# What you have to do
Leave out the pictures and restate every entry word for word.

• • • • •

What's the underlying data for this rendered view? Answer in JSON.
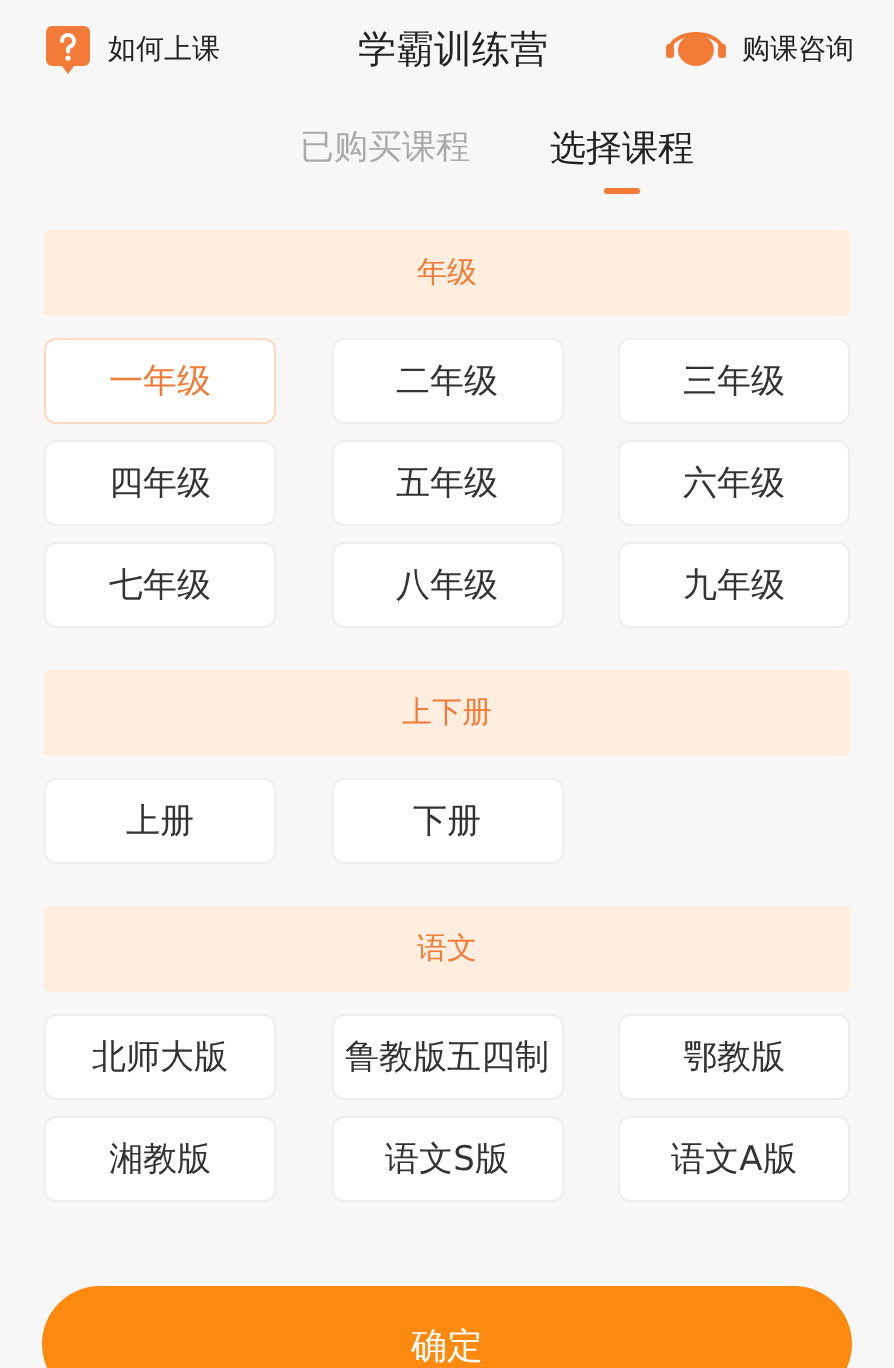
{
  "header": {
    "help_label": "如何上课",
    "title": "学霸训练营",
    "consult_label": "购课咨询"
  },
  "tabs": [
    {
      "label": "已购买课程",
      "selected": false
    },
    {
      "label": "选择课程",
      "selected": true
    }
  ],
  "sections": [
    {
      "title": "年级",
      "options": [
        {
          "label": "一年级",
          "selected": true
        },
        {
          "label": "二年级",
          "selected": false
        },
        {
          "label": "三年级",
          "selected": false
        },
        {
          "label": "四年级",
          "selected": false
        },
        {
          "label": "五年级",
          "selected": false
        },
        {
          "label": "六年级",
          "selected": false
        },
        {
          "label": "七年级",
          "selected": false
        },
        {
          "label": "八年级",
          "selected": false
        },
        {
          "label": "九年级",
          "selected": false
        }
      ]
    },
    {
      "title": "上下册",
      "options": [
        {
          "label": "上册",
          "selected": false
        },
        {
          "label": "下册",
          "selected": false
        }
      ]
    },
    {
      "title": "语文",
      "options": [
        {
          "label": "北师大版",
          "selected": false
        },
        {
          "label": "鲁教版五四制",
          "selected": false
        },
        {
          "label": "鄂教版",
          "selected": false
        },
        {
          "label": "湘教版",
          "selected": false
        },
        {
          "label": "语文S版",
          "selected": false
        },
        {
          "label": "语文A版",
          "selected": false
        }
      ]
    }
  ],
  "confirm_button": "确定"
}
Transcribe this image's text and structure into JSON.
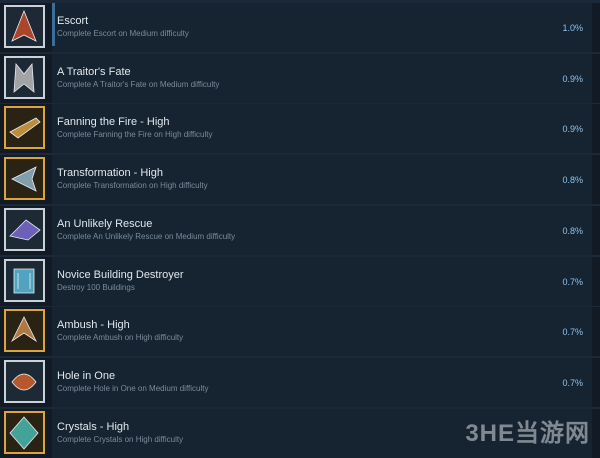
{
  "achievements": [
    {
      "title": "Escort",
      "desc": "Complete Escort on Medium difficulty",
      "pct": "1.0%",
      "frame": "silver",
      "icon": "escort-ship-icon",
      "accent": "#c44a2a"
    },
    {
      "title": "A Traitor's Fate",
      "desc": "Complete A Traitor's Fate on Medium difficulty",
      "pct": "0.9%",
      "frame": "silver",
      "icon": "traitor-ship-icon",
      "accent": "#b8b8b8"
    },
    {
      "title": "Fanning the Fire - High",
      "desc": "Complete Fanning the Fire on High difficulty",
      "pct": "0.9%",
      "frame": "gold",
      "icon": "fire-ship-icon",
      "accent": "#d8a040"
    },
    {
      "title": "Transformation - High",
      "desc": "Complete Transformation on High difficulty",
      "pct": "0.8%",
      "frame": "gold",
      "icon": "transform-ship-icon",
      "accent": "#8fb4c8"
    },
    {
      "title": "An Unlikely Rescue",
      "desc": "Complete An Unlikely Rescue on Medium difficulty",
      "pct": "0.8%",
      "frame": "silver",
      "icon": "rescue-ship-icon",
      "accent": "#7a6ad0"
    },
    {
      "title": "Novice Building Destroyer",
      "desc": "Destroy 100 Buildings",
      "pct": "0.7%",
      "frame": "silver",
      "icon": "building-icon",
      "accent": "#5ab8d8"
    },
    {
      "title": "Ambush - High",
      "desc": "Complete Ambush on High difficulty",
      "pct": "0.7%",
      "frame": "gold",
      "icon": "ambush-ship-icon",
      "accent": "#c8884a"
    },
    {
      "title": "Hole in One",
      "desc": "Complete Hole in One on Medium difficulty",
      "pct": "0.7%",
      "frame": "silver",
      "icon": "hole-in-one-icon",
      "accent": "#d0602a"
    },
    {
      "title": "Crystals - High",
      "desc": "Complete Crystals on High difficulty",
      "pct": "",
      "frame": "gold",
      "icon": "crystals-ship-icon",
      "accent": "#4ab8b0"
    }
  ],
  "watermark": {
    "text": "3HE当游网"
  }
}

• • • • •

# Solution
What's the underlying data for this rendered view? Answer in JSON.
{
  "header": {
    "help_label": "如何上课",
    "title": "学霸训练营",
    "consult_label": "购课咨询"
  },
  "tabs": [
    {
      "label": "已购买课程",
      "selected": false
    },
    {
      "label": "选择课程",
      "selected": true
    }
  ],
  "sections": [
    {
      "title": "年级",
      "options": [
        {
          "label": "一年级",
          "selected": true
        },
        {
          "label": "二年级",
          "selected": false
        },
        {
          "label": "三年级",
          "selected": false
        },
        {
          "label": "四年级",
          "selected": false
        },
        {
          "label": "五年级",
          "selected": false
        },
        {
          "label": "六年级",
          "selected": false
        },
        {
          "label": "七年级",
          "selected": false
        },
        {
          "label": "八年级",
          "selected": false
        },
        {
          "label": "九年级",
          "selected": false
        }
      ]
    },
    {
      "title": "上下册",
      "options": [
        {
          "label": "上册",
          "selected": false
        },
        {
          "label": "下册",
          "selected": false
        }
      ]
    },
    {
      "title": "语文",
      "options": [
        {
          "label": "北师大版",
          "selected": false
        },
        {
          "label": "鲁教版五四制",
          "selected": false
        },
        {
          "label": "鄂教版",
          "selected": false
        },
        {
          "label": "湘教版",
          "selected": false
        },
        {
          "label": "语文S版",
          "selected": false
        },
        {
          "label": "语文A版",
          "selected": false
        }
      ]
    }
  ],
  "confirm_button": "确定"
}
Transcribe this image's text and structure into JSON.
{
  "achievements": [
    {
      "title": "Escort",
      "desc": "Complete Escort on Medium difficulty",
      "pct": "1.0%",
      "frame": "silver",
      "icon": "escort-ship-icon",
      "accent": "#c44a2a"
    },
    {
      "title": "A Traitor's Fate",
      "desc": "Complete A Traitor's Fate on Medium difficulty",
      "pct": "0.9%",
      "frame": "silver",
      "icon": "traitor-ship-icon",
      "accent": "#b8b8b8"
    },
    {
      "title": "Fanning the Fire - High",
      "desc": "Complete Fanning the Fire on High difficulty",
      "pct": "0.9%",
      "frame": "gold",
      "icon": "fire-ship-icon",
      "accent": "#d8a040"
    },
    {
      "title": "Transformation - High",
      "desc": "Complete Transformation on High difficulty",
      "pct": "0.8%",
      "frame": "gold",
      "icon": "transform-ship-icon",
      "accent": "#8fb4c8"
    },
    {
      "title": "An Unlikely Rescue",
      "desc": "Complete An Unlikely Rescue on Medium difficulty",
      "pct": "0.8%",
      "frame": "silver",
      "icon": "rescue-ship-icon",
      "accent": "#7a6ad0"
    },
    {
      "title": "Novice Building Destroyer",
      "desc": "Destroy 100 Buildings",
      "pct": "0.7%",
      "frame": "silver",
      "icon": "building-icon",
      "accent": "#5ab8d8"
    },
    {
      "title": "Ambush - High",
      "desc": "Complete Ambush on High difficulty",
      "pct": "0.7%",
      "frame": "gold",
      "icon": "ambush-ship-icon",
      "accent": "#c8884a"
    },
    {
      "title": "Hole in One",
      "desc": "Complete Hole in One on Medium difficulty",
      "pct": "0.7%",
      "frame": "silver",
      "icon": "hole-in-one-icon",
      "accent": "#d0602a"
    },
    {
      "title": "Crystals - High",
      "desc": "Complete Crystals on High difficulty",
      "pct": "",
      "frame": "gold",
      "icon": "crystals-ship-icon",
      "accent": "#4ab8b0"
    }
  ],
  "watermark": {
    "text": "3HE当游网"
  }
}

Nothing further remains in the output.